DATASET ENTRIES: Begin
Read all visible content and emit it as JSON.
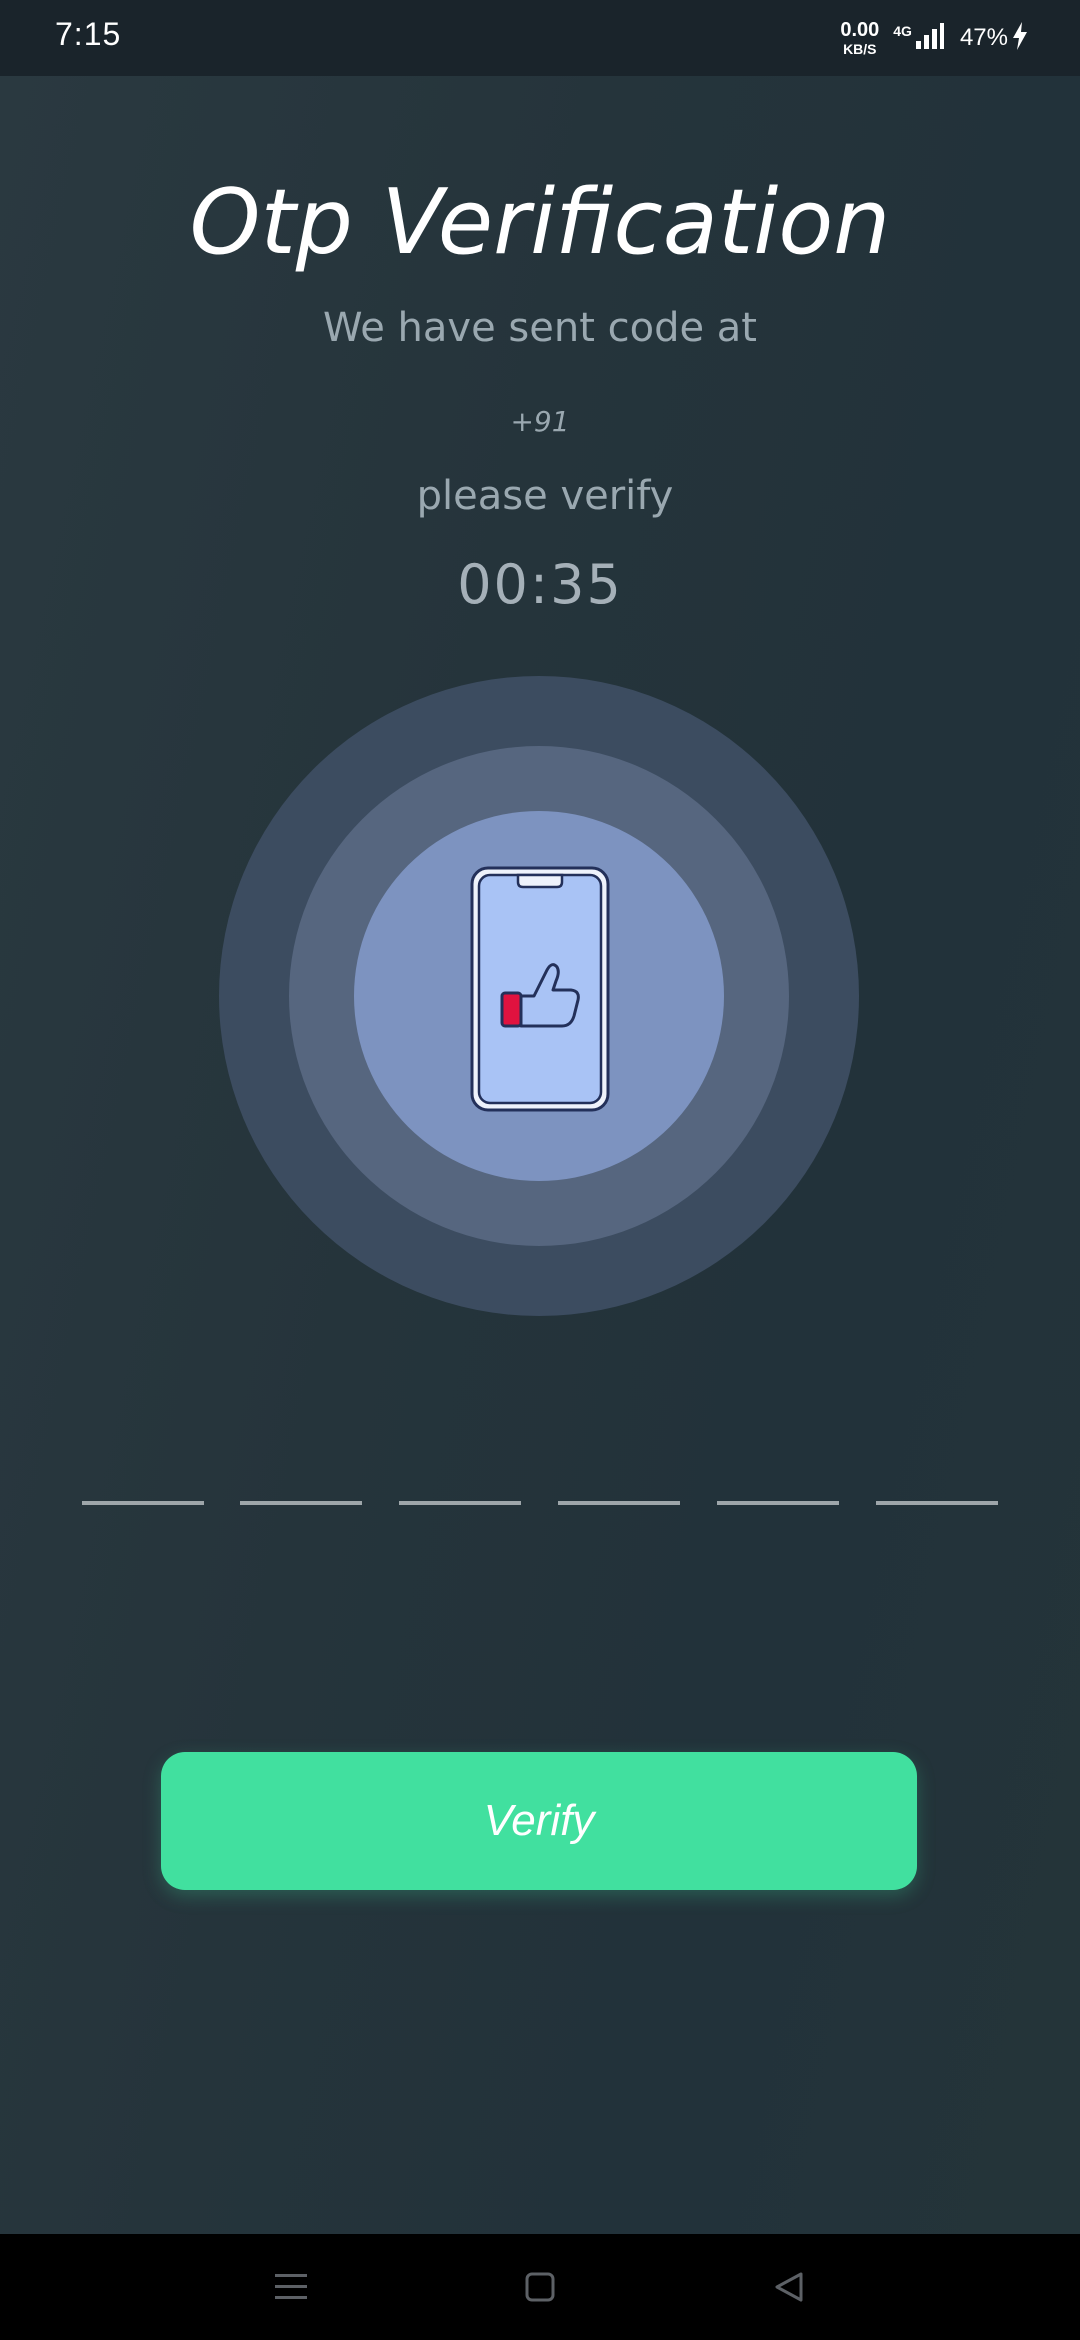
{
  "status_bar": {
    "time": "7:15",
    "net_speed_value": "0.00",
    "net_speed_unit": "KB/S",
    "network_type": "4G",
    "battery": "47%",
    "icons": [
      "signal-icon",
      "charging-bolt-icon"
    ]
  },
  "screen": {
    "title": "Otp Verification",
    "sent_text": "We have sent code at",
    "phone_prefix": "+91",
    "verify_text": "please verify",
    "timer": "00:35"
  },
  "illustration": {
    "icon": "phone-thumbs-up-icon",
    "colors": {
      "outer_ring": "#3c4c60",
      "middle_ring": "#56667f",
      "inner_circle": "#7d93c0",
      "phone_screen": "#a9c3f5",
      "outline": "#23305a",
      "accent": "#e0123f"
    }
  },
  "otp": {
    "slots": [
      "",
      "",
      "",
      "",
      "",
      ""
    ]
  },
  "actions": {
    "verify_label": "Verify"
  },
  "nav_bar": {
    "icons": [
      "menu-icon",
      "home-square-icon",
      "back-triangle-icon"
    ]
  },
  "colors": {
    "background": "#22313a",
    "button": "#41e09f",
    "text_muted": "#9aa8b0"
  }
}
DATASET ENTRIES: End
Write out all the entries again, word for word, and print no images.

- SOLVED PROBLEM:
Read all visible content and emit it as JSON.
{
  "status_bar": {
    "time": "7:15",
    "net_speed_value": "0.00",
    "net_speed_unit": "KB/S",
    "network_type": "4G",
    "battery": "47%",
    "icons": [
      "signal-icon",
      "charging-bolt-icon"
    ]
  },
  "screen": {
    "title": "Otp Verification",
    "sent_text": "We have sent code at",
    "phone_prefix": "+91",
    "verify_text": "please verify",
    "timer": "00:35"
  },
  "illustration": {
    "icon": "phone-thumbs-up-icon",
    "colors": {
      "outer_ring": "#3c4c60",
      "middle_ring": "#56667f",
      "inner_circle": "#7d93c0",
      "phone_screen": "#a9c3f5",
      "outline": "#23305a",
      "accent": "#e0123f"
    }
  },
  "otp": {
    "slots": [
      "",
      "",
      "",
      "",
      "",
      ""
    ]
  },
  "actions": {
    "verify_label": "Verify"
  },
  "nav_bar": {
    "icons": [
      "menu-icon",
      "home-square-icon",
      "back-triangle-icon"
    ]
  },
  "colors": {
    "background": "#22313a",
    "button": "#41e09f",
    "text_muted": "#9aa8b0"
  }
}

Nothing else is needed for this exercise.